Cloves have now been used to make cold remedies, given to other facilities’ horticulture students to enjoy, and mixed into delicious herb cream cheese. All because of the trust, patience and investment of students eight months prior.

The main GreenHouse garden – Nineteen and Older 

Horticultural Therapists love using garden metaphors to emphasize lessons. It helps students relate to their lives, see things slightly differently, and engage with their work in the garden more meaningfully. This summer, because of the metaphor-love, students planted the “three sisters” corn, beans and squash for the first time at the GreenHouse.
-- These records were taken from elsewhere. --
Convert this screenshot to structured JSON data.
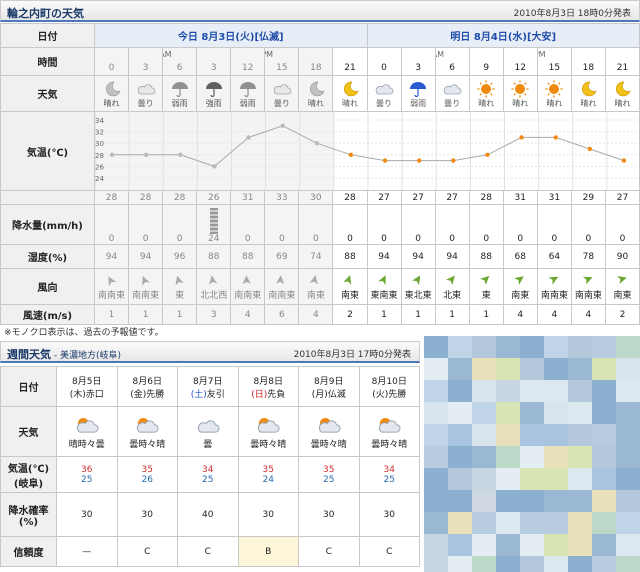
{
  "today_forecast": {
    "title": "輪之内町の天気",
    "issued": "2010年8月3日 18時0分発表",
    "labels": {
      "date": "日付",
      "time": "時間",
      "weather": "天気",
      "temp": "気温(℃)",
      "precip": "降水量(mm/h)",
      "humidity": "湿度(%)",
      "wind_dir": "風向",
      "wind_speed": "風速(m/s)"
    },
    "day1": {
      "prefix": "今日",
      "date": "8月3日",
      "dow": "(火)",
      "rokuyo": "[仏滅]"
    },
    "day2": {
      "prefix": "明日",
      "date": "8月4日",
      "dow": "(水)",
      "rokuyo": "[大安]"
    },
    "ampm": [
      "AM",
      "PM",
      "AM",
      "PM"
    ],
    "hours": [
      "0",
      "3",
      "6",
      "3",
      "12",
      "15",
      "18",
      "21",
      "0",
      "3",
      "6",
      "9",
      "12",
      "15",
      "18",
      "21"
    ],
    "weather": [
      "晴れ",
      "曇り",
      "弱雨",
      "強雨",
      "弱雨",
      "曇り",
      "晴れ",
      "晴れ",
      "曇り",
      "弱雨",
      "曇り",
      "晴れ",
      "晴れ",
      "晴れ",
      "晴れ",
      "晴れ"
    ],
    "weather_icons": [
      "moon-icon",
      "cloud-icon",
      "umbrella-icon",
      "umbrella-heavy-icon",
      "umbrella-icon",
      "cloud-icon",
      "moon-icon",
      "moon-icon",
      "cloud-icon",
      "umbrella-icon",
      "cloud-icon",
      "sun-icon",
      "sun-icon",
      "sun-icon",
      "moon-icon",
      "moon-icon"
    ],
    "temps": [
      "28",
      "28",
      "28",
      "26",
      "31",
      "33",
      "30",
      "28",
      "27",
      "27",
      "27",
      "28",
      "31",
      "31",
      "29",
      "27"
    ],
    "precip": [
      "0",
      "0",
      "0",
      "24",
      "0",
      "0",
      "0",
      "0",
      "0",
      "0",
      "0",
      "0",
      "0",
      "0",
      "0",
      "0"
    ],
    "humidity": [
      "94",
      "94",
      "96",
      "88",
      "88",
      "69",
      "74",
      "88",
      "94",
      "94",
      "94",
      "88",
      "68",
      "64",
      "78",
      "90"
    ],
    "wind_dir": [
      "南南東",
      "南南東",
      "東",
      "北北西",
      "南南東",
      "南南東",
      "南東",
      "南東",
      "東南東",
      "東北東",
      "北東",
      "東",
      "南東",
      "南南東",
      "南南東",
      "南東"
    ],
    "wind_speed": [
      "1",
      "1",
      "1",
      "3",
      "4",
      "6",
      "4",
      "2",
      "1",
      "1",
      "1",
      "1",
      "4",
      "4",
      "4",
      "2"
    ],
    "temp_axis": [
      "34",
      "32",
      "30",
      "28",
      "26",
      "24"
    ],
    "past_columns": 7,
    "note": "※モノクロ表示は、過去の予報値です。"
  },
  "chart_data": {
    "type": "line",
    "x": [
      "0",
      "3",
      "6",
      "3",
      "12",
      "15",
      "18",
      "21",
      "0",
      "3",
      "6",
      "9",
      "12",
      "15",
      "18",
      "21"
    ],
    "values": [
      28,
      28,
      28,
      26,
      31,
      33,
      30,
      28,
      27,
      27,
      27,
      28,
      31,
      31,
      29,
      27
    ],
    "ylim": [
      24,
      34
    ],
    "title": "",
    "xlabel": "",
    "ylabel": "気温(℃)"
  },
  "weekly": {
    "title": "週間天気",
    "region": " - 美濃地方(岐阜)",
    "issued": "2010年8月3日 17時0分発表",
    "labels": {
      "date": "日付",
      "weather": "天気",
      "temp1": "気温(℃)",
      "temp2": "(岐阜)",
      "pop1": "降水確率",
      "pop2": "(%)",
      "reliability": "信頼度"
    },
    "days": [
      {
        "date": "8月5日",
        "dow": "(木)",
        "rokuyo": "赤口",
        "weather": "晴時々曇",
        "max": "36",
        "min": "25",
        "pop": "30",
        "rel": "—",
        "dc": ""
      },
      {
        "date": "8月6日",
        "dow": "(金)",
        "rokuyo": "先勝",
        "weather": "曇時々晴",
        "max": "35",
        "min": "26",
        "pop": "30",
        "rel": "C",
        "dc": ""
      },
      {
        "date": "8月7日",
        "dow": "(土)",
        "rokuyo": "友引",
        "weather": "曇",
        "max": "34",
        "min": "25",
        "pop": "40",
        "rel": "C",
        "dc": "sat"
      },
      {
        "date": "8月8日",
        "dow": "(日)",
        "rokuyo": "先負",
        "weather": "曇時々晴",
        "max": "35",
        "min": "24",
        "pop": "30",
        "rel": "B",
        "dc": "sun"
      },
      {
        "date": "8月9日",
        "dow": "(月)",
        "rokuyo": "仏滅",
        "weather": "曇時々晴",
        "max": "35",
        "min": "25",
        "pop": "30",
        "rel": "C",
        "dc": ""
      },
      {
        "date": "8月10日",
        "dow": "(火)",
        "rokuyo": "先勝",
        "weather": "曇時々晴",
        "max": "34",
        "min": "25",
        "pop": "30",
        "rel": "C",
        "dc": ""
      }
    ]
  },
  "colors": {
    "accent": "#4a78b8",
    "sun": "#f08a10",
    "max": "#d03030",
    "min": "#2a6ab0"
  }
}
Although all gardeners worked to wheelbarrow nearly 50 barrows of compost to build up and level the ground, two students took on the patch as their responsibility. They measured out fifteen 10X10 areas squares, planted four corn seeds in a cross, beans next to the corn, and three squash seeds in the center. Timing is important for the success of a “three sisters” planting.  The corn takes the longest time to harvest, yet if planted too early it can shade out the growth of beans and squash.

The “three sisters” is a traditional planting by the Native Americans in North America.  Each of the crops planted provides support for each other and a balanced diet for the gardener.  The corn is a natural trellis (supporting) for the beans to climb; the squash shades out weed growth (protecting); and the beans fix nitrogen (giving) in the soil for the benefit of all three sisters. During the season, the planting provides an opportunity to discuss the importance of recognizing and accepting each role we play in our family, work, or community.

Now, everyone looks forward to a bountiful harvest and a delicious meal together – one that connects us to the native peoples of this land.

The Herb Garden – Nineteen and Older 

The Herb Garden is one of the most popular places at GreenHouse. It features a variety of culinary, medicinal, and ornamental plants. Each plant is chosen as a group – building camaraderie and teamwork. Together, students learn the cultural importance of each plant, sow from seed, and put the harvest to good use.

 

Often, students do not have the opportunity to share with others. Even though a gift or a kind gesture goes a long way in a prison that can harbor tension and stress. The Herb Garden provides that opportunity: everything grown in the 28 raised beds is for the students to share.

 

Culinary herbs, such as rosemary, tarragon, and thyme become seasoning for meals shared to celebrate student send offs. Hot peppers transform into hot sauce or dried for seasonings. Chamomile, valerian, and wormwood, grown for their calming properties, turn into delicious tea, while lavender and mint combine for a sweet smelling sachet. Each outcome delivered to another – growing community and building trust.

 

Juveniles at the detention center – Sixteen & Seventeen

At a new program site for GreenHouse, adolescent students toiled to sculpt two new courtyards and a breezeway for their future garden. The site will come to include landscaped areas with annual and perennial ornamentals, as well as a full raised bed system for dwarf fruit trees, herbs and edibles. Unfortunately, the late arrival of growing soil meant they’d missed the mark for many annual vegetable crops. Not wanting to miss out, students diligently transplanted into dozens of felt grow-bags the most spirited, pungent and piquant members of the Nightshade family; the humble chili peppers.

In a carceral environment, the chili pepper is an obvious choice, especially among young people who love to challenge their peers.  Beyond that, the blandness and redundancy in daily diet is almost the exactly opposite of the varied sensory and stimulating effects delivered by a mouthful of capsaicin.

For many young students, the geography of the chili and immense pride taken in regional cultivars are a hallmark of cultural and familial identity. From Mexico to Mozambique, Jamaica to Jakarta, regional varieties are prized and praised: something to remember grandma by or to transform the lethargy of a hot, lazy summer afternoon. Hailing from culinary traditions the world over, the students have grown all the standards, from Jalapenos, Habaneros and Serranos to Bells and Sweets. Often, they will venture into the exotic with Thai Hots, Jamaican Scotch Bonnets, and the Indian Ghost Pepper (Bhut jolokia).